The most significant applications include Smart Cities and the connected car. This type of technology is essential not only for facilitating connections between all devices and vehicles, but also for the speed in transmitting the information and the activity of each of these, which is crucial when personal safety is at stake. In such cases, the storage of data from the equipment and sensors is analysed instantly, achieving a perfect interaction between all the systems that allows drivers and pedestrians problem-free circulation. The great added value of Edge Computing in connected cities is the ability to react almost immediately when any small incident or even the smallest deviation in the operation of vehicles is detected, thereby avoiding accidents. If an unforeseen event occurs on the road (a pedestrian crosses the road without looking, a vehicle speeds up at a traffic light ...), communication between systems would make devices react in just 10 thousandths of a second, compared to the 300 thousandths that a driver with good reflexes would have.

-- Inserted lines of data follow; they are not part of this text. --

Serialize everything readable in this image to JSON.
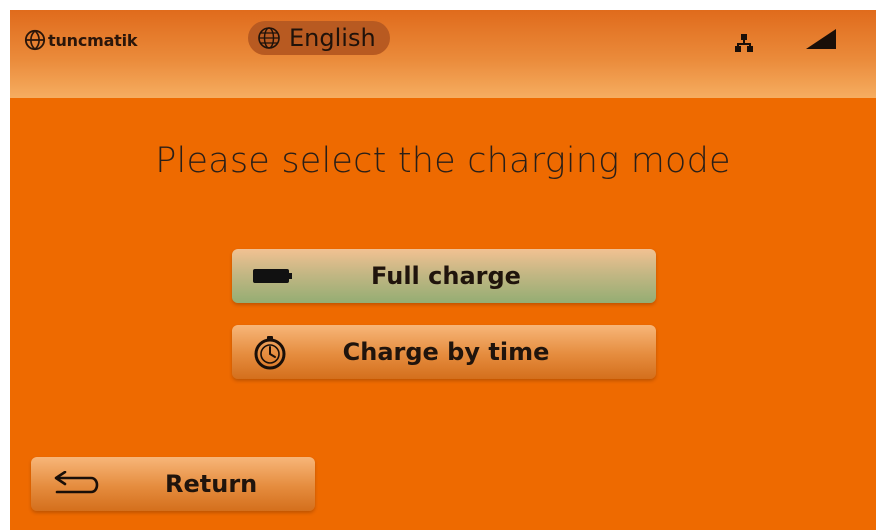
{
  "header": {
    "brand": "tuncmatik",
    "language": "English",
    "icons": [
      "globe-logo-icon",
      "globe-icon",
      "network-icon",
      "signal-icon"
    ]
  },
  "main": {
    "title": "Please select the charging mode",
    "options": [
      {
        "label": "Full charge",
        "icon": "battery-icon"
      },
      {
        "label": "Charge by time",
        "icon": "timer-icon"
      }
    ]
  },
  "footer": {
    "return_label": "Return",
    "return_icon": "return-arrow-icon"
  },
  "colors": {
    "background": "#ee6a00",
    "header_top": "#e06b1c",
    "header_bottom": "#f6ad60",
    "language_pill": "#b85a21",
    "full_charge_green": "#94ad73",
    "button_orange": "#e58c3e",
    "text_dark": "#20140c"
  }
}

Likewise, this technology is also very effective in the industrial sector, whose commitment to robotisation and coordination with the entire value chain determines the need for continuously connected smart equipment allowing for instant adaptation. Just-in-time production requires not only an exhaustive and technical knowledge of each manufacturing process, but also over-arching and comprehensive interaction with suppliers, who provide materials at the right time and in the most appropriate way, and with the distribution channel that must deliver the product according to the needs and tastes of the consumer or user. This capacity for industry to adapt instantly according to the characteristics of the product and the inputs it receives from outside would not be possible in a cloud environment. The need for Industry 4.0 to have real, instant, analytical information means developing Edge Computing solutions implemented in the same plant or at least very nearby.

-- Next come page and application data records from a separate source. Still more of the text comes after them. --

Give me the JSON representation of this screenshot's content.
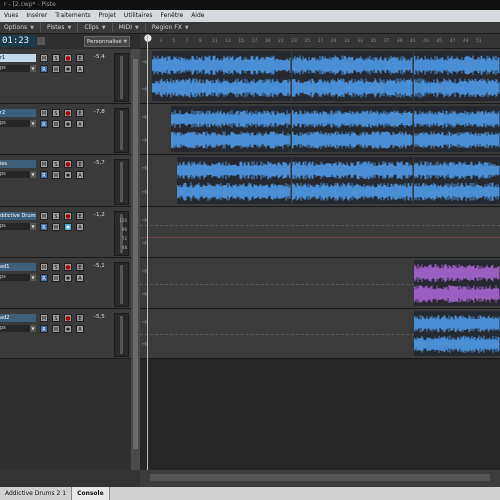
{
  "window": {
    "title": "r - [2.cwp* - Piste"
  },
  "menu": [
    "Vues",
    "Insérer",
    "Traitements",
    "Projet",
    "Utilitaires",
    "Fenêtre",
    "Aide"
  ],
  "toolbar": {
    "items": [
      "Options",
      "Pistes",
      "Clips",
      "MIDI",
      "Region FX"
    ]
  },
  "transport": {
    "time": "01:23",
    "layout": "Personnalisé"
  },
  "ruler": {
    "ticks": [
      "1",
      "3",
      "5",
      "7",
      "9",
      "11",
      "13",
      "15",
      "17",
      "19",
      "21",
      "23",
      "25",
      "27",
      "29",
      "31",
      "33",
      "35",
      "37",
      "39",
      "41",
      "43",
      "45",
      "47",
      "49",
      "51"
    ]
  },
  "tracks": [
    {
      "name": "r1",
      "input": "ps",
      "volume": "-5,4",
      "selected": true
    },
    {
      "name": "r2",
      "input": "ps",
      "volume": "-7,8",
      "selected": false
    },
    {
      "name": "ies",
      "input": "ps",
      "volume": "-5,7",
      "selected": false
    },
    {
      "name": "ddictive Drums",
      "input": "ps",
      "volume": "-1,2",
      "selected": false,
      "meter_labels": [
        "120",
        "96",
        "72",
        "48"
      ]
    },
    {
      "name": "ad1",
      "input": "ps",
      "volume": "-5,1",
      "selected": false
    },
    {
      "name": "ad2",
      "input": "ps",
      "volume": "-5,5",
      "selected": false
    }
  ],
  "track_buttons": {
    "mute": "M",
    "solo": "S",
    "record": "●",
    "echo": "E",
    "read": "R",
    "write": "W",
    "fx": "✱",
    "arm": "A"
  },
  "clips": {
    "blue": "#4a8fd6",
    "purple": "#9a5fc0"
  },
  "bottom_tabs": [
    "Addictive Drums 2 1",
    "Console"
  ]
}
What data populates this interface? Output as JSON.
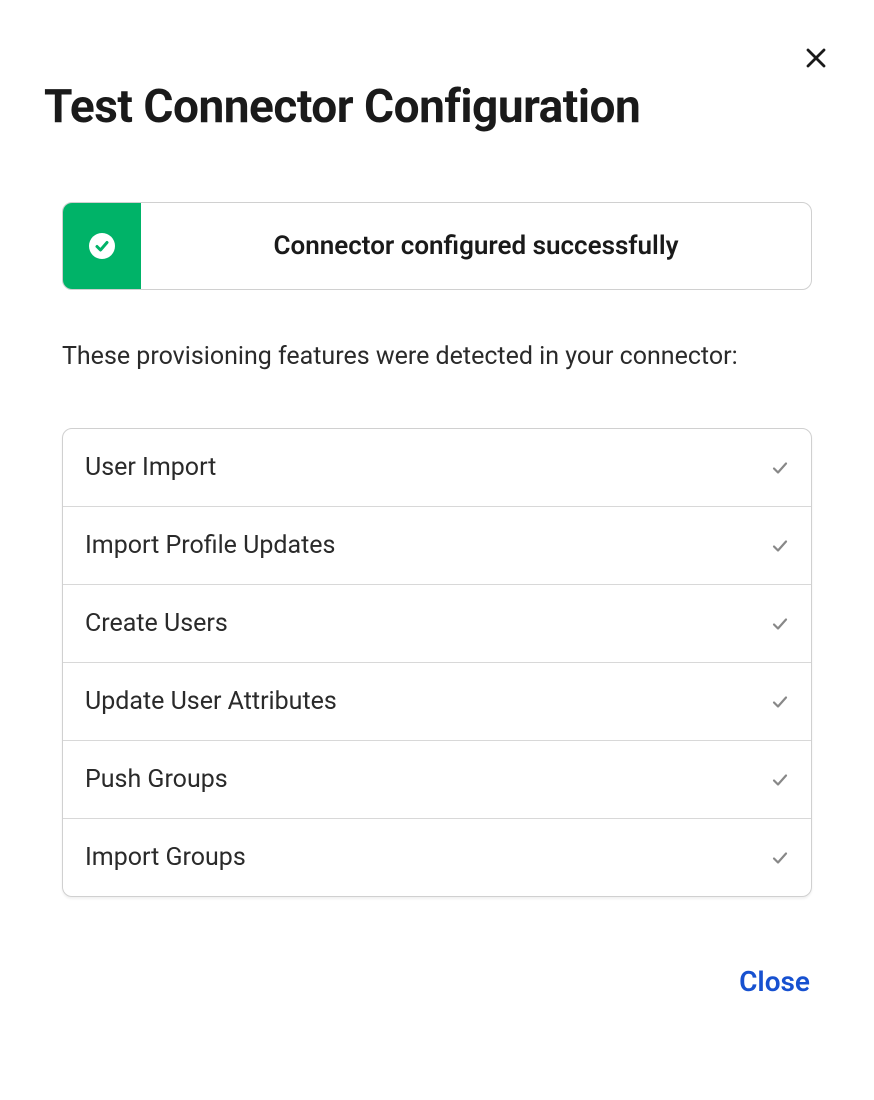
{
  "modal": {
    "title": "Test Connector Configuration",
    "status_message": "Connector configured successfully",
    "description": "These provisioning features were detected in your connector:",
    "features": [
      {
        "label": "User Import"
      },
      {
        "label": "Import Profile Updates"
      },
      {
        "label": "Create Users"
      },
      {
        "label": "Update User Attributes"
      },
      {
        "label": "Push Groups"
      },
      {
        "label": "Import Groups"
      }
    ],
    "close_label": "Close"
  }
}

Leisure and culture activities have also recognised the great opportunities offered by this technology. The online video game industry would make no sense if, when interacting with the application or with other users, the player's orders were not immediately reflected in the game. The same thing happens in virtual reality developments whose interaction requires the 3D glasses to be constantly in communication with the system. It is no use to have the technical capacity to develop high-quality photorealistic renders, enjoy impressive images or contemplate 3D infographics if the system has information stored thousands of kilometres away that takes time to load, slowing down communication and greatly diminishing the user experience.
So, the high quality and effectiveness of this technology make it “invisible” even though it is implemented in infrastructures with different needs and uses, such as Enterprise Edge, aimed at companies or organisers of major music and sports events; or Green Edge, suitable for rural zero-emission environments that can also be implemented in Smart Cities or in future mobility services.